» Work to complete:
Please filter the entries and return only the lines that include "ticks".

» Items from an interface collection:
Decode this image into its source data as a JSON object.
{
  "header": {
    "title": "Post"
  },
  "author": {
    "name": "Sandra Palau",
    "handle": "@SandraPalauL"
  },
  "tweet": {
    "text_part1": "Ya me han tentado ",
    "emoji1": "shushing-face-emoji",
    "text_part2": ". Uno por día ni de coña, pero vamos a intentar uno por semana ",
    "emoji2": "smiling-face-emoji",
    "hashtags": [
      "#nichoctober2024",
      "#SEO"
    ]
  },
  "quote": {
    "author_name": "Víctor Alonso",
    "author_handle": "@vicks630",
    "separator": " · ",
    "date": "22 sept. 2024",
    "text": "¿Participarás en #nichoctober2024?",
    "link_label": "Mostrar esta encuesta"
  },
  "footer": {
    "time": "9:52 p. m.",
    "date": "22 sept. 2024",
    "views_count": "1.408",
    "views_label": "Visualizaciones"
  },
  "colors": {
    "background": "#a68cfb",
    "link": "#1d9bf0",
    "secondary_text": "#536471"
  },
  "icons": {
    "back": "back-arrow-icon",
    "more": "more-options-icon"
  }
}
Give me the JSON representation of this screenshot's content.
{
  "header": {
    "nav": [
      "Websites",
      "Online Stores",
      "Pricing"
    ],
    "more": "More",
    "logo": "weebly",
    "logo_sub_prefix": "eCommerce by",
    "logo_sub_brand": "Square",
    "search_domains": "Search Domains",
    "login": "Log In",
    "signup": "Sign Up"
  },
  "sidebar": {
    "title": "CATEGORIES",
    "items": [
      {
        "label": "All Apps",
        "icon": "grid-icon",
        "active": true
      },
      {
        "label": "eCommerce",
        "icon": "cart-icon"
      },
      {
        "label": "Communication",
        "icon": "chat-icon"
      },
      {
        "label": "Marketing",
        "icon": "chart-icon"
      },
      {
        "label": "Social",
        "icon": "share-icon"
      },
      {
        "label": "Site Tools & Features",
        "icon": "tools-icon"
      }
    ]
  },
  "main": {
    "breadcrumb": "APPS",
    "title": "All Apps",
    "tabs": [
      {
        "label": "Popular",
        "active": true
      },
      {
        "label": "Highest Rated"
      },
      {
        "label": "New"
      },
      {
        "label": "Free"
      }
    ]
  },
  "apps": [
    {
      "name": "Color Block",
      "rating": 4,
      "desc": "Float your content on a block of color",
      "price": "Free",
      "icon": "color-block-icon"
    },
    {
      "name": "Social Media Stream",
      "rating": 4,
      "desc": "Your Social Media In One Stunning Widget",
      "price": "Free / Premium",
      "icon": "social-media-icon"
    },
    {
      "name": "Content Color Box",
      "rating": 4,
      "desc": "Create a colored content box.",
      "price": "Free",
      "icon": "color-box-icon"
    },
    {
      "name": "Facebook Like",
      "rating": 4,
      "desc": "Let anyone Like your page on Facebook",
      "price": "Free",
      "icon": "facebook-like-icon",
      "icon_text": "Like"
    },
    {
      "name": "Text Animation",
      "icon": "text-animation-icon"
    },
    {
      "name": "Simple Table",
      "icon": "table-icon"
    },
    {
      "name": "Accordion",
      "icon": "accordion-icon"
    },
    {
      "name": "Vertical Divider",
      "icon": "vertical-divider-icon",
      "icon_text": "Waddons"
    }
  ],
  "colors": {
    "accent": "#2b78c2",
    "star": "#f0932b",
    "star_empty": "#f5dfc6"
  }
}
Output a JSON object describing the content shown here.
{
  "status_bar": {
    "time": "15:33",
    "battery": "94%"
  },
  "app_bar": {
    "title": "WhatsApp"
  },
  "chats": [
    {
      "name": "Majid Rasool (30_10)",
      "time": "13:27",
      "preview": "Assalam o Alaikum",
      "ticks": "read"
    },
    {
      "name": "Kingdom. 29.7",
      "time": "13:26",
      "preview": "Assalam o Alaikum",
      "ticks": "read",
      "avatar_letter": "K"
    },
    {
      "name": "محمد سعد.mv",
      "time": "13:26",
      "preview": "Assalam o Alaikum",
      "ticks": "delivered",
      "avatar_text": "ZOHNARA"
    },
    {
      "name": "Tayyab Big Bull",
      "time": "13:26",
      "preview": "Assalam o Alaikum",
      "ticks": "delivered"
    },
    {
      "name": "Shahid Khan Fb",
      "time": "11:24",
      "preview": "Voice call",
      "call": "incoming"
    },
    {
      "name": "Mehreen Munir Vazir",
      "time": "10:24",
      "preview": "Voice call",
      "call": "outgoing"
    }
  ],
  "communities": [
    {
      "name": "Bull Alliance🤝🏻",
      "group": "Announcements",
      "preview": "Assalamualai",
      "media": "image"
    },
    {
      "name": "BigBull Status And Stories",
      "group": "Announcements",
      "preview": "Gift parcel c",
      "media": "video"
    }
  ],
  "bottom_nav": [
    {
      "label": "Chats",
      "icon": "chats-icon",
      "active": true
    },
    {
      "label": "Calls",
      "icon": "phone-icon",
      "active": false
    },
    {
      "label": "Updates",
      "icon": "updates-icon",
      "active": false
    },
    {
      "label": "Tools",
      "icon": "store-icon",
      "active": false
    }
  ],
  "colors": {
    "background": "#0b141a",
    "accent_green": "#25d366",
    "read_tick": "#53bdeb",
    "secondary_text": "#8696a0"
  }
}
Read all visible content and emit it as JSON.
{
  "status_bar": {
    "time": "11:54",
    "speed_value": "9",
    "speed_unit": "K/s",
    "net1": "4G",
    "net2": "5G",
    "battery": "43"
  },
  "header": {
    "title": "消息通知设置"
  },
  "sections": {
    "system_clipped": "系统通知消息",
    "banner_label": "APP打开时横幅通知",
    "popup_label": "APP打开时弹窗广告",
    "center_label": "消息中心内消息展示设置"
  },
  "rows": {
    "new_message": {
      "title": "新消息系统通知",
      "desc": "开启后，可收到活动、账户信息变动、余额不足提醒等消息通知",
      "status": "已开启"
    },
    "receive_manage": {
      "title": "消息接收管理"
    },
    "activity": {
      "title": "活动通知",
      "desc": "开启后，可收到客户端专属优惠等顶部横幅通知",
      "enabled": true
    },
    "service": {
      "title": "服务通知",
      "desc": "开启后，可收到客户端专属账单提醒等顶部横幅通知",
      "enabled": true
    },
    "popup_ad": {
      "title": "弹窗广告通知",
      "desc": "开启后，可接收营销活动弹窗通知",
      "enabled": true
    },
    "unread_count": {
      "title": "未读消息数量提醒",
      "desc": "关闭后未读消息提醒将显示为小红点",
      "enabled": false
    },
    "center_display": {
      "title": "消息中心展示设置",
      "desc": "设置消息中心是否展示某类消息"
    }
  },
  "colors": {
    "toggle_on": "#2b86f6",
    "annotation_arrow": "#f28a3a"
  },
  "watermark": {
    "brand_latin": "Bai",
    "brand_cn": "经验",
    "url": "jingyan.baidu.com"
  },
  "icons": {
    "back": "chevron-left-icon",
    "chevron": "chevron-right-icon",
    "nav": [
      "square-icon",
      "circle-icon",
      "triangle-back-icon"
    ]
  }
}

» Result of this task:
      "ticks": "read"
      "ticks": "read",
      "ticks": "delivered",
      "ticks": "delivered"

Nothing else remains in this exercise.